SPX ended last week (3972.61) at roughly the same level at which it was trading two months ago. Over that time, the index has oscillated between about 3800 and 4100. I suspect that the key to the market’s direction over the next few months will be which of those levels is broken first. Climbing above 4100 would clearly break the long-term downtrend that has been a barrier to past rebound rallies. It would also lift SPX to the largest gap above its 200-day moving average since March and greatly reduce the probability of any test of the October low. However, caution will be warranted if instead SPX takes out the 3800 level. Doing so would strongly suggest that the rebound rally was history and lower lows were again on the table.
Again last week, comments from various Fed officials were credited or blamed for some of the market moves. Hawkish comments early in the week likely contributed to the weakness. A more optimistic note from another official late in the week probably increased Friday’s bullishness. FOMC members are now in a media blackout period in advance of next week’s meeting.
We’ll get a respectable list of economic reports this week, though earnings news and the reaction thereto will likely dominate conversation. The one measure of inflation that will be reported is the PCE Price Index.
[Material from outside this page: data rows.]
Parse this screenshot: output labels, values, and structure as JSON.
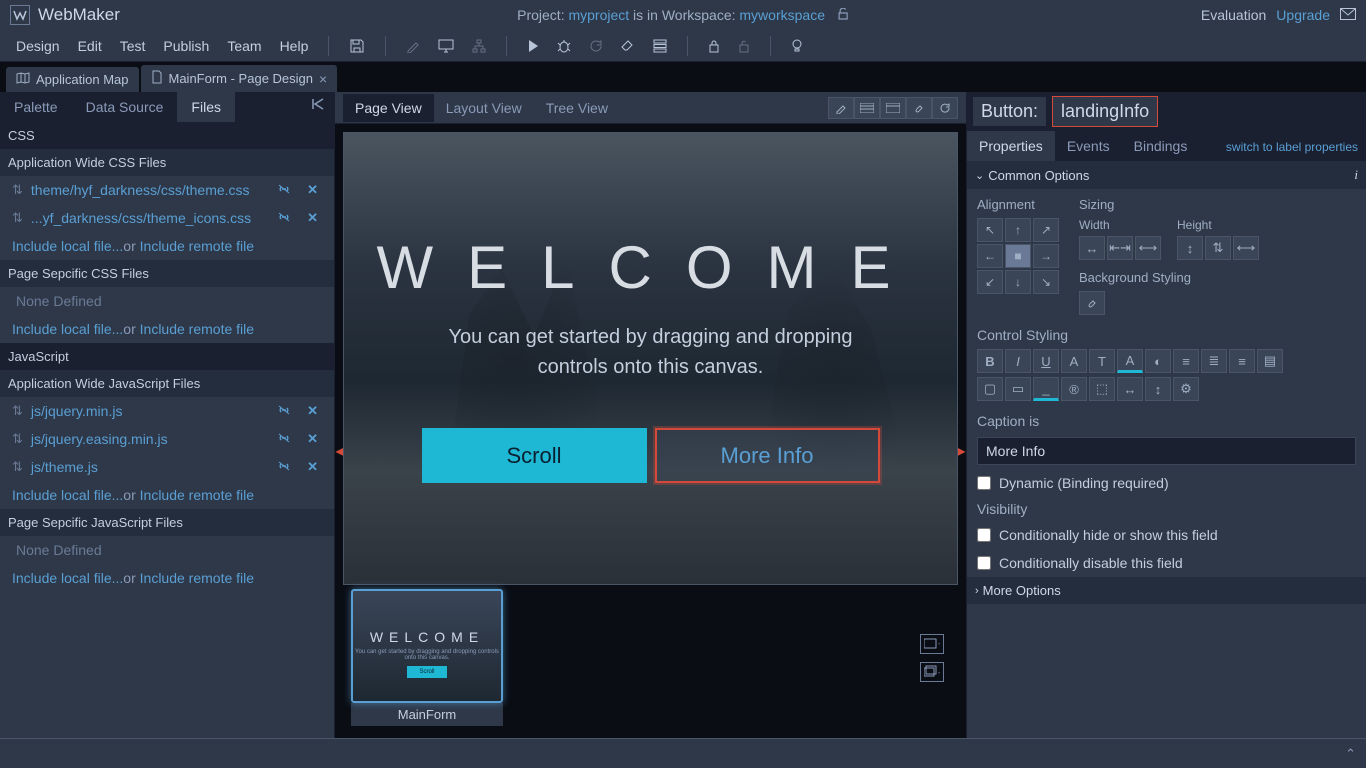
{
  "app": {
    "name": "WebMaker"
  },
  "project": {
    "prefix": "Project: ",
    "name": "myproject",
    "mid": " is in Workspace: ",
    "workspace": "myworkspace"
  },
  "titlebar_right": {
    "eval": "Evaluation",
    "upgrade": "Upgrade"
  },
  "menus": [
    "Design",
    "Edit",
    "Test",
    "Publish",
    "Team",
    "Help"
  ],
  "doc_tabs": {
    "appmap": "Application Map",
    "mainform": "MainForm - Page Design"
  },
  "left_tabs": {
    "palette": "Palette",
    "datasource": "Data Source",
    "files": "Files"
  },
  "files_panel": {
    "css_hdr": "CSS",
    "appwide_css": "Application Wide CSS Files",
    "css_files": [
      "theme/hyf_darkness/css/theme.css",
      "...yf_darkness/css/theme_icons.css"
    ],
    "include_local": "Include local file...",
    "or": "or ",
    "include_remote": "Include remote file",
    "pagespec_css": "Page Sepcific CSS Files",
    "none": "None Defined",
    "js_hdr": "JavaScript",
    "appwide_js": "Application Wide JavaScript Files",
    "js_files": [
      "js/jquery.min.js",
      "js/jquery.easing.min.js",
      "js/theme.js"
    ],
    "pagespec_js": "Page Sepcific JavaScript Files"
  },
  "view_tabs": {
    "page": "Page View",
    "layout": "Layout View",
    "tree": "Tree View"
  },
  "canvas": {
    "welcome": "WELCOME",
    "sub1": "You can get started by dragging and dropping",
    "sub2": "controls onto this canvas.",
    "scroll": "Scroll",
    "moreinfo": "More Info"
  },
  "thumb": {
    "label": "MainForm"
  },
  "inspector": {
    "type": "Button:",
    "name": "landingInfo",
    "tabs": {
      "props": "Properties",
      "events": "Events",
      "bindings": "Bindings"
    },
    "switch": "switch to label properties",
    "common": "Common Options",
    "more": "More Options",
    "alignment": "Alignment",
    "sizing": "Sizing",
    "width": "Width",
    "height": "Height",
    "bgstyling": "Background Styling",
    "ctrlstyling": "Control Styling",
    "caption_lbl": "Caption is",
    "caption_val": "More Info",
    "dynamic": "Dynamic (Binding required)",
    "visibility": "Visibility",
    "cond_hide": "Conditionally hide or show this field",
    "cond_disable": "Conditionally disable this field"
  }
}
That report comes on the fennel trading day of the week.
|Monday 1/23/2023||Leading Indicators, December, M/M||-1.0%||-0.7%|
|Tuesday 1/24/2023||PMI Composite Flash, January||46.5|
|Richmond Fed Manufacturing Index, January||1||-3|
|Wednesday 1/25/2023||No Reports Scheduled|
|Thursday 1/26/2023||Durable Goods Orders, December, M/M||-2..1%||+2.8%|
|Durable Goods ex-Transportation, December, M/M||+0.2%||-0.2%|
|Gross Domestic Product, Q4, SAAR||+3.2%||+2.7%|
|Initial Jobless Claims||190K||202K|
|International Trade – Trade Deficit, December||$82.9B||$88.5B|
|New Home Sales, December, SAAR||640K||614K|
|Friday 1/27/2023||Personal Income, December, M/M||+0.4%||+0.2%|
|Personal Spending, December, M/M||+0.1%||-0.1%|
|PCE Price Index, Y/Y||+5.5%||+5.0%|
|Pending Home Sales, December, SAAR||-4.0%||-0.1%|
|Consumer Sentiment, January||64.6||64.6|
Links to previously published commentaries can be found at benjaminfedwards.com/Latest Investment Insights/Weekly Market Commentary/Market